The House on the Corner is a story about a young boy who travels to his uncle's house (on the corner) and is whisked away from danger and into a life of confusion and secrets. This book by Michael Rains was written for youth, and the story has great potential, however I was sorely dissappointed with the writing. When I was reading the book I felt like the writing was sub-par.
The book contained many sections that where the writing was redundant and elementary. The story was told from a young boys point of view so I understand wanting to simplify thoughts, vocabulary, etc. However I do not think quality discription needs to be forgone because of this simplification.
The story was also difficult to follow, and I felt very confused through the whole story. Pieces of the story, such as a corrupt government, hiding from the police, and being on the run from danger have potential of making a great story, however I think vital details were not given, and the story became confusing. I found myself completing this book for the sake of reviewing it, and not for the story itself.

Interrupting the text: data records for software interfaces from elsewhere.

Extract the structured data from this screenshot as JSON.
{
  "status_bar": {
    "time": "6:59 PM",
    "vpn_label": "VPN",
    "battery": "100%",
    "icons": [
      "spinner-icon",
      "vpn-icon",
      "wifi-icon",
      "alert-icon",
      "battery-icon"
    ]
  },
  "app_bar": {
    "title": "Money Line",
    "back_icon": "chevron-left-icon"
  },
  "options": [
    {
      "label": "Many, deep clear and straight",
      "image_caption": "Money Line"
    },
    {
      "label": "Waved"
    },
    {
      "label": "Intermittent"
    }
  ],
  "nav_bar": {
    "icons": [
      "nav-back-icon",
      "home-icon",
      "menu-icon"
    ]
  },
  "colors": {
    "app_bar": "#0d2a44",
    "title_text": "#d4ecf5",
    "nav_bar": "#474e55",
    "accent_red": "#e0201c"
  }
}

Although the book contained many threads that would make an interesting story, the writing did not develop the story in a way that kept it interesting and understandable. Overall this book had great potential, but poor application.